> [Data excerpts]
**********

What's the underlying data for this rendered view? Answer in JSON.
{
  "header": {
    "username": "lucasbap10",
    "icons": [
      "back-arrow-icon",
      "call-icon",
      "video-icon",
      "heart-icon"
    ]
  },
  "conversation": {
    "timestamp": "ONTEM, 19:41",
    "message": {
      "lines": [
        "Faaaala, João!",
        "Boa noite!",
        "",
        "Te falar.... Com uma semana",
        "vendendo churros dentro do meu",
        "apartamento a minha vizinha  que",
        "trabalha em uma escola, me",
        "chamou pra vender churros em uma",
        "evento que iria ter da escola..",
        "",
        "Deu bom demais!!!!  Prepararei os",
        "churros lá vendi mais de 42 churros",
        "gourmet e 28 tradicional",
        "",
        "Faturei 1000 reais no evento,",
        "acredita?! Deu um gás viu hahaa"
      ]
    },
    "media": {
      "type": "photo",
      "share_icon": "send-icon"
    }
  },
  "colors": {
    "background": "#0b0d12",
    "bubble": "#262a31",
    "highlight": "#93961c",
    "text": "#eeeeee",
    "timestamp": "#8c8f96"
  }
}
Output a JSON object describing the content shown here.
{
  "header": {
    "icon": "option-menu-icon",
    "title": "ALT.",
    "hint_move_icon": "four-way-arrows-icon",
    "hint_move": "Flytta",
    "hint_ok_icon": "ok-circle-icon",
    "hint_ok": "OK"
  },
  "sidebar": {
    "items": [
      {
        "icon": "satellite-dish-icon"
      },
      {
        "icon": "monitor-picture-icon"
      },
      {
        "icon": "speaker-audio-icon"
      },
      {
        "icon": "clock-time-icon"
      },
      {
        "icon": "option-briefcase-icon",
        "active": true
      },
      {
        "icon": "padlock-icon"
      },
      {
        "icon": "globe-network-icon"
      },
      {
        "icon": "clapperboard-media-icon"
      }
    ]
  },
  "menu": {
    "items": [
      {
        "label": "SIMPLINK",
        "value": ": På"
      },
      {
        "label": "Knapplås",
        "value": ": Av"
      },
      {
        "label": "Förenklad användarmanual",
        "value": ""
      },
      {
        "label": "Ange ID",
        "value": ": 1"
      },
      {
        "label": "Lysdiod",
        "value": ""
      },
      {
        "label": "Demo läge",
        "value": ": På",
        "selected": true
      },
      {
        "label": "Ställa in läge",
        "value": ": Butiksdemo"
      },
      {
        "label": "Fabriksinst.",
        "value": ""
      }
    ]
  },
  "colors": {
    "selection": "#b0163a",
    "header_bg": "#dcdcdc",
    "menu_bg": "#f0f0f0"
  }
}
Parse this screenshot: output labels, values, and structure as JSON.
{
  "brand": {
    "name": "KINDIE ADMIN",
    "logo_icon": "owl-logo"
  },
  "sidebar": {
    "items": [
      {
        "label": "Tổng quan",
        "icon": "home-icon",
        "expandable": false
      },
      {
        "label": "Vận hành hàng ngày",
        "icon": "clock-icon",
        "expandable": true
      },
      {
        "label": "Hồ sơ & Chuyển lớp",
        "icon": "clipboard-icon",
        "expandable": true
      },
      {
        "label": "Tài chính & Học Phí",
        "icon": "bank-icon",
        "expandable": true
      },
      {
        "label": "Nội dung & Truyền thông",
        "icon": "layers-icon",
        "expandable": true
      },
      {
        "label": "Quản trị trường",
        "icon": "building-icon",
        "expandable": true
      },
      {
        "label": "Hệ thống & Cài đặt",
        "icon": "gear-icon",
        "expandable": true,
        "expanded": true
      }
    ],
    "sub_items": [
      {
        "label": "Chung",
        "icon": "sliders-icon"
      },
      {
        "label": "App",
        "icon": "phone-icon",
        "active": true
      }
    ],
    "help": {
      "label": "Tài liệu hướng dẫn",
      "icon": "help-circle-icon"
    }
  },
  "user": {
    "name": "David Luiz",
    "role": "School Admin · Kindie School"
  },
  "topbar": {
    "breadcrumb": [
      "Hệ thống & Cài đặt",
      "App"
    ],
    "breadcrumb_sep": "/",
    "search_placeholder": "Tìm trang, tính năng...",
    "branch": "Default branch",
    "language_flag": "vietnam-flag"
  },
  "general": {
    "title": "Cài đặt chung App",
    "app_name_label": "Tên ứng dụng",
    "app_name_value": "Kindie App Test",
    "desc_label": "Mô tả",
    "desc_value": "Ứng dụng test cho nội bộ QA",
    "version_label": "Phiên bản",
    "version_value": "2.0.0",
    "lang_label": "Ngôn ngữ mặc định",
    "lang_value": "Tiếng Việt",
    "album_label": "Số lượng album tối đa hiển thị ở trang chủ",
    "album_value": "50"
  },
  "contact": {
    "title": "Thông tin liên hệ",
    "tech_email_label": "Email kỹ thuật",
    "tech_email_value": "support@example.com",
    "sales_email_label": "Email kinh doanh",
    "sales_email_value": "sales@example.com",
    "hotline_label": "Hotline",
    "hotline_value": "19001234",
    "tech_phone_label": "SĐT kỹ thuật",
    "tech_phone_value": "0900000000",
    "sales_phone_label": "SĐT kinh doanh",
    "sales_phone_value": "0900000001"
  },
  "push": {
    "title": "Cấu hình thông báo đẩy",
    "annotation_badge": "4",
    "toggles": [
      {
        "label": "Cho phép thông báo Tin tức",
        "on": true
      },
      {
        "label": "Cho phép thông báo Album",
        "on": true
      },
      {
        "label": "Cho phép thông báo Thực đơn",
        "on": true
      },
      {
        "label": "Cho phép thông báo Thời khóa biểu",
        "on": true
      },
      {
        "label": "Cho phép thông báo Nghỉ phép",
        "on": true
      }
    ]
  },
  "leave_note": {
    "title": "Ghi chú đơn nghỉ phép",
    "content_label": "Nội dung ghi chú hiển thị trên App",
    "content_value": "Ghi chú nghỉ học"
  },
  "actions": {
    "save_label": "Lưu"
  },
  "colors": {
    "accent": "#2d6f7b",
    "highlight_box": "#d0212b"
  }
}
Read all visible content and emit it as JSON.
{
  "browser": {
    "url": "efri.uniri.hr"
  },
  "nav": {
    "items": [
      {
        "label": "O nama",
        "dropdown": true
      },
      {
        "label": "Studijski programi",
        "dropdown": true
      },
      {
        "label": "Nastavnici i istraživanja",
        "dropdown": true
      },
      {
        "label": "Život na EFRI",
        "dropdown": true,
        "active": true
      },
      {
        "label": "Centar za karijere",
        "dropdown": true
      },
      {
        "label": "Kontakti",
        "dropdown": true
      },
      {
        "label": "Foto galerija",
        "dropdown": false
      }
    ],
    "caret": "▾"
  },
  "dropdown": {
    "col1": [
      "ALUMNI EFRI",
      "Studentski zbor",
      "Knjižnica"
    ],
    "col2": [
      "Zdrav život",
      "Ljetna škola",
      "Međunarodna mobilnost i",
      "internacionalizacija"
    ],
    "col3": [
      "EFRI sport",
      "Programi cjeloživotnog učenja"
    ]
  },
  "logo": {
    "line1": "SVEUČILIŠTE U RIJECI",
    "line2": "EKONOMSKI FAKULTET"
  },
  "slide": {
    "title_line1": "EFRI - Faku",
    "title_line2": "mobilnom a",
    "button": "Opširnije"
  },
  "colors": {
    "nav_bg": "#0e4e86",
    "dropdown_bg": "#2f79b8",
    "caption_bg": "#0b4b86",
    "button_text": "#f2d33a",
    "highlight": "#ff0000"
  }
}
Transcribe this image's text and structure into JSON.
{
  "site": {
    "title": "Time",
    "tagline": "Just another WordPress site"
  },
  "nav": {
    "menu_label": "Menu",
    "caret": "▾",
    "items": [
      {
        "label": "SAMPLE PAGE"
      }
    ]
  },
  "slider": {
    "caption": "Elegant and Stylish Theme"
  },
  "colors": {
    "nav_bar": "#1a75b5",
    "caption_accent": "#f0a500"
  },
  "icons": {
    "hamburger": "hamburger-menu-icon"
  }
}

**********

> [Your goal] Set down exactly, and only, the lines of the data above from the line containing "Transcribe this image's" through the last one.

> [Response area]
Transcribe this image's text and structure into JSON.
{
  "site": {
    "title": "Time",
    "tagline": "Just another WordPress site"
  },
  "nav": {
    "menu_label": "Menu",
    "caret": "▾",
    "items": [
      {
        "label": "SAMPLE PAGE"
      }
    ]
  },
  "slider": {
    "caption": "Elegant and Stylish Theme"
  },
  "colors": {
    "nav_bar": "#1a75b5",
    "caption_accent": "#f0a500"
  },
  "icons": {
    "hamburger": "hamburger-menu-icon"
  }
}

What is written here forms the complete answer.